Setter Drawing for Blog 082613My father has an interesting story that he likes to tell about the original Star Wars movie.

Back in the late 1970s, after the flick came out, he went to see it in the theater. Once there, after the picture started, he fell asleep.

What? you say. Fell asleep during Star Wars?

Yea, verily, yea. Apparently, all the noise and flashing lights from those proletarian blasters combined with the dark theater put him right into slumberland.

Nowadays, that may seem bizarre, but it’s an interesting reflection of the times, I think. In those days, not everyone regarded Star Wars as the classic it’s thought of today. Even Alec Guinness, Obi-Wan Kenobi himself, reportedly didn’t think much of the script when he first read it. Since then, after repeated viewings, my father has come to like the film, but it took a while for that to happen. Like a fine wine (or perhaps, more appropriately, cheese) Star Wars gets better as it gets older. And it just goes to show you: Not everything good has immediate appeal.

See? Sometimes, to decide whether you like something, you just gotta sleep on it.

Skip’s Quips: Slamming the State of Serious ’70s Sci-Fi

Blog Sketch 082813Gosh, Rollerball is a mediocre movie.

I came to this realization after giving the Norman Jewison-helmed sci-fi flick yet another chance on Turner Classic Movies last night. It confirmed all my previous assessments: that it’s pretentious, tiresome and not as introspective as it thinks it is. The blame can partly fall on the script–which documents a future society in which corporations rule the world and sanction the violent, eponymous arena game–but it also features a lethargic performance by the usually reliable James Caan, slow-paced direction by Jewison (no, shots of people turning their heads to stare at the protagonist menacingly are not a substitute for character development) and dubious social commentary … most lamentably evidenced by a scene in which a posse of doltish partygoers representing, I assume, our worst inner voices, commit arboricide with the help of a rather powerful gun.

OK, I get it. Humans are bad.

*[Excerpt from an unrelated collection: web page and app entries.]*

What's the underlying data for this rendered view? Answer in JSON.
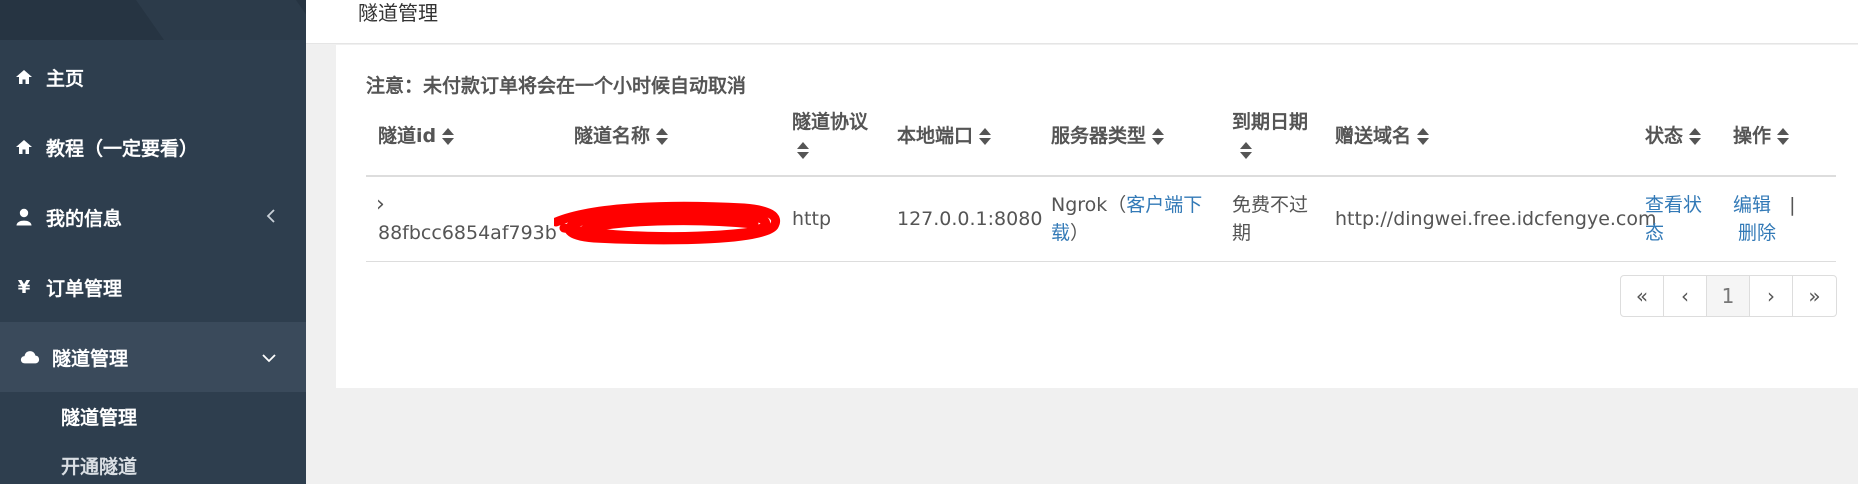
{
  "sidebar": {
    "items": [
      {
        "label": "主页",
        "icon": "home-icon"
      },
      {
        "label": "教程（一定要看）",
        "icon": "home-icon"
      },
      {
        "label": "我的信息",
        "icon": "user-icon"
      },
      {
        "label": "订单管理",
        "icon": "yen-icon"
      },
      {
        "label": "隧道管理",
        "icon": "cloud-icon"
      }
    ],
    "sub_items": [
      "隧道管理",
      "开通隧道"
    ],
    "yen_glyph": "¥"
  },
  "page": {
    "title": "隧道管理",
    "notice": "注意：未付款订单将会在一个小时候自动取消"
  },
  "table": {
    "headers": [
      "隧道id",
      "隧道名称",
      "隧道协议",
      "本地端口",
      "服务器类型",
      "到期日期",
      "赠送域名",
      "状态",
      "操作"
    ],
    "rows": [
      {
        "expand": "›",
        "id": "88fbcc6854af793b",
        "name": "",
        "protocol": "http",
        "local_port": "127.0.0.1:8080",
        "server_type_prefix": "Ngrok（",
        "server_type_link": "客户端下载",
        "server_type_suffix": "）",
        "expiry": "免费不过期",
        "domain": "http://dingwei.free.idcfengye.com",
        "status_link": "查看状态",
        "action_edit": "编辑",
        "action_sep": "|",
        "action_delete": "删除"
      }
    ]
  },
  "pagination": {
    "first": "«",
    "prev": "‹",
    "current": "1",
    "next": "›",
    "last": "»"
  },
  "colors": {
    "sidebar_bg": "#2e3e4e",
    "link": "#337ab7",
    "redaction": "#ff0000"
  }
}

We like wars and killing trees. Fine.

We also like quality filmmaking–and Rollerball doesn’t cut it. The main problem, however, is that it could’ve been so much better, like so many other serious 1970s sci-fi flicks. Logan’s Run, A Boy and His Dog, Soylent Green … science fiction really had a lot to say in that era, but a scarce few films then aced the sniff test. I wish the folks behind them had taken the time to streamline the scripts, make the messaging less heavy-handed, kept the preaching to a minimum. Forbidden Planet‘s a benchmark. So is Paul Verhoeven’s Total Recall. Spare, concise screenplays, quick-flowing dialogue, tense direction. That’s all you want in a good sci-fi movie, and you don’t find that a lot in the “golden” age of the 1970s. Ideas are almost commonplace. Execution isn’t.

So why is that? I know that period heralded an age of cinematic risks, and many of the non-sci-fi films then exemplified that. Yet with the exception of pictures such as Fantastic Planet and A Clockwork Orange, many of these flicks don’t live up to their expectations. Yes, I know the 1970s also saw the debuts of Alien and Star Wars, but those are less like “message” movies than old-fashioned, leave-your-thinking-at-the-door entertainment.

Rollerball, at its core, is a message movie. And it doesn’t work. Does that mean sci-fi should be devoid of messages altogether–that it should stick to what it does best? (Read: lasers.)

I don’t think so. But it’s something I’ll ponder next time I watch one of these futuristic “man-must” movies. Man must do this, man must do that.

Man must make better science fiction films, methinks.